Fig. 4 illustrates one of the decorative roof- brackets to be seen on the premises. Others, each have a differently carved design, are made of oak and in excellent condition after more than 300 years. Fig. 5 shows the very large carved bracket supporting the 17th-century extension overhanging the lane to the west of the building. Fig. 6 shows a completely contrasting roof-bracket to be seen at No. 54 High Street (Reference No. 4) illustrating how the style of pavement decorative art had changed in less than a century.
1A and 1B Middle Row
This range of buildings was built against the old No. 1. The roofs show that the range comprises three separate houses, so they were built at different times, probably starting with the easterly one facing down the High Street. This has the characteristic gable. The next buildings have progressively rising roofs. This can be seen when looking up the High Street, the tallest one can be seen peeping over No. 1 when viewed from North Street. The last two appear to have always been used for commercial purposes.

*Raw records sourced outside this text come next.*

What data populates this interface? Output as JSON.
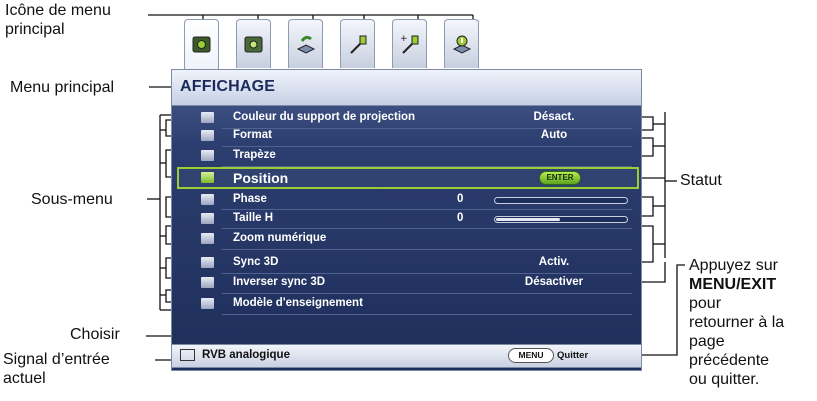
{
  "callouts": {
    "main_menu_icon": [
      "Icône de menu",
      "principal"
    ],
    "main_menu": "Menu principal",
    "sub_menu": "Sous-menu",
    "choose": "Choisir",
    "input_signal": [
      "Signal d’entrée",
      "actuel"
    ],
    "status": "Statut",
    "exit_hint": [
      "Appuyez sur",
      "MENU/EXIT",
      "pour",
      "retourner à la",
      "page",
      "précédente",
      "ou quitter."
    ]
  },
  "tabs": [
    {
      "icon": "picture-icon",
      "active": true
    },
    {
      "icon": "picture-advanced-icon",
      "active": false
    },
    {
      "icon": "settings-basic-icon",
      "active": false
    },
    {
      "icon": "system-setup-icon",
      "active": false
    },
    {
      "icon": "system-advanced-icon",
      "active": false
    },
    {
      "icon": "information-icon",
      "active": false
    }
  ],
  "menu": {
    "title": "AFFICHAGE",
    "items": [
      {
        "name": "Couleur du support de projection",
        "status": "Désact.",
        "icon": "screen-color-icon"
      },
      {
        "name": "Format",
        "status": "Auto",
        "icon": "aspect-ratio-icon"
      },
      {
        "name": "Trapèze",
        "status": "",
        "icon": "keystone-icon"
      },
      {
        "name": "Position",
        "status": "ENTER",
        "icon": "position-icon",
        "selected": true
      },
      {
        "name": "Phase",
        "value": "0",
        "slider": 0,
        "icon": "phase-icon"
      },
      {
        "name": "Taille H",
        "value": "0",
        "slider": 0.5,
        "icon": "h-size-icon"
      },
      {
        "name": "Zoom numérique",
        "status": "",
        "icon": "digital-zoom-icon"
      },
      {
        "name": "Sync 3D",
        "status": "Activ.",
        "icon": "sync-3d-icon"
      },
      {
        "name": "Inverser sync 3D",
        "status": "Désactiver",
        "icon": "invert-sync-3d-icon"
      },
      {
        "name": "Modèle d'enseignement",
        "status": "",
        "icon": "teaching-template-icon"
      }
    ]
  },
  "footer": {
    "source": "RVB analogique",
    "menu_key": "MENU",
    "quit": "Quitter"
  }
}
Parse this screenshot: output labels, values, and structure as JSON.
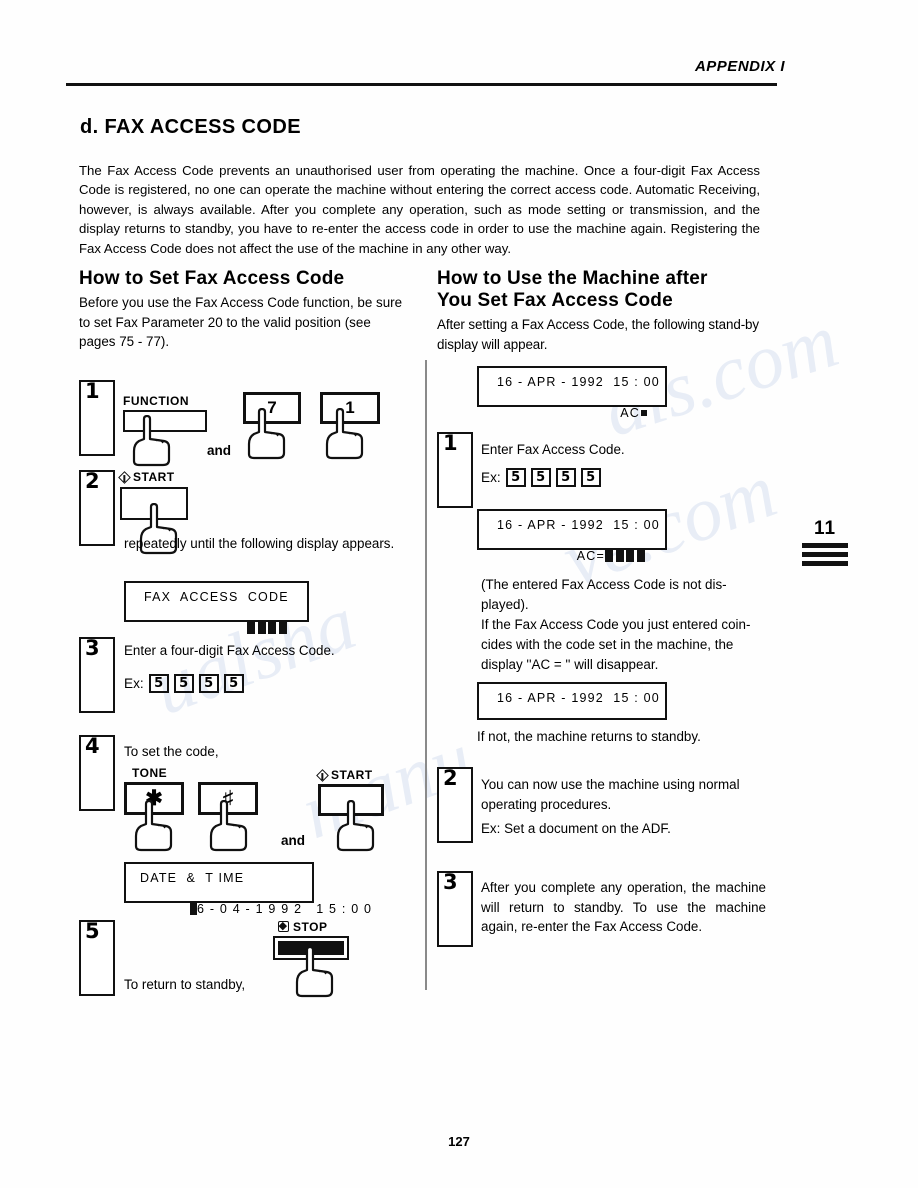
{
  "header": {
    "appendix": "APPENDIX I"
  },
  "section": {
    "title": "d.  FAX ACCESS CODE",
    "intro": "The Fax Access Code prevents an unauthorised user from operating the machine. Once a four-digit Fax Access Code is registered, no one can operate the machine without entering the correct access code. Automatic Receiving, however, is always available. After you complete any operation, such as mode setting or transmission, and the display returns to standby, you have to re-enter the access code in order to use the machine again. Registering the Fax Access Code does not affect the use of the machine in any other way."
  },
  "left_column": {
    "heading": "How to Set Fax Access Code",
    "lead": "Before you use the Fax Access Code function, be sure to set Fax Parameter 20 to the valid position (see pages 75 - 77).",
    "step1": {
      "number": "1",
      "function_key_label": "FUNCTION",
      "key_7": "7",
      "key_1": "1",
      "and": "and"
    },
    "step2": {
      "number": "2",
      "start_label": "START",
      "text": "repeatedly   until   the   following display  appears.",
      "lcd": {
        "line1": "FAX  ACCESS  CODE",
        "blocks": 4
      }
    },
    "step3": {
      "number": "3",
      "text": "Enter a four-digit Fax Access Code.",
      "ex_label": "Ex:",
      "ex_digits": [
        "5",
        "5",
        "5",
        "5"
      ]
    },
    "step4": {
      "number": "4",
      "text": "To set the code,",
      "tone_label": "TONE",
      "key_star": "✱",
      "key_hash": "♯",
      "start_label": "START",
      "and": "and",
      "lcd": {
        "line1": "DATE  &  T IME",
        "line2": "6 - 0 4 - 1 9 9 2   1 5 : 0 0"
      }
    },
    "step5": {
      "number": "5",
      "text": "To return to standby,",
      "stop_label": "STOP"
    }
  },
  "right_column": {
    "heading_line1": "How to Use the Machine after",
    "heading_line2": "You Set Fax Access Code",
    "lead": "After setting a Fax Access Code, the following stand-by display will appear.",
    "lcd1": {
      "line1": "16 - APR - 1992  15 : 00",
      "line2": "AC"
    },
    "step1": {
      "number": "1",
      "text": "Enter Fax Access Code.",
      "ex_label": "Ex:",
      "ex_digits": [
        "5",
        "5",
        "5",
        "5"
      ]
    },
    "lcd2": {
      "line1": "16 - APR - 1992  15 : 00",
      "line2": "AC=",
      "blocks": 4
    },
    "note": "(The entered Fax Access Code is not displayed).\nIf the Fax Access Code you just entered coincides with the code set in the machine, the display ''AC = '' will disappear.",
    "note_lines": [
      "(The  entered  Fax  Access  Code  is  not  dis-",
      "played).",
      "If the Fax Access Code you just entered coin-",
      "cides  with  the  code  set  in  the  machine,  the",
      "display ''AC = '' will disappear."
    ],
    "lcd3": {
      "line1": "16 - APR - 1992  15 : 00"
    },
    "after_lcd3": "If not, the machine returns to standby.",
    "step2": {
      "number": "2",
      "line1": "You can now use the machine using normal",
      "line2": "operating procedures.",
      "line3": "Ex:  Set a document on the ADF."
    },
    "step3": {
      "number": "3",
      "lines": [
        "After   complete   any   operation,   the",
        "machine  will  return  to  standby.  To  use  the",
        "machine  again,  re-enter  the  Fax  Access",
        "Code."
      ],
      "text": "After you complete any operation, the machine will return to standby. To use the machine again, re-enter the Fax Access Code."
    }
  },
  "chapter_tab": {
    "number": "11"
  },
  "footer": {
    "page_number": "127"
  },
  "colors": {
    "ink": "#111111",
    "paper": "#fefefe",
    "divider": "#8a8a8a"
  }
}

Briscall W., 1987, Discovering Ashford’s Old Buildings, Ashford, LRB Historical Publications
Name: 1A, MIDDLE ROW, 1, MIDDLE ROW
Date first listed: 24-Sep-1951
- 5344 MIDDLE ROW 24.9.51. No 1 24.9.51. No 1A TR 0142 NW 1/29II GV
- A C16 timber-framed building, much altered. 2 storeys and attics. The east front is of brown brick with 2 gables faced with roughcast. The north front is of brown brick on the ground floor and above much renewed pargetting with lozenges and circles in strapwork motifs. Tiled roof with 1 gabled dormer. 2 gables with enriched bargeboards and attic windows. 1st floor windows modern. Modern shop front.
All the items in Middle Row form a group.
Listing NGR: TR0104442804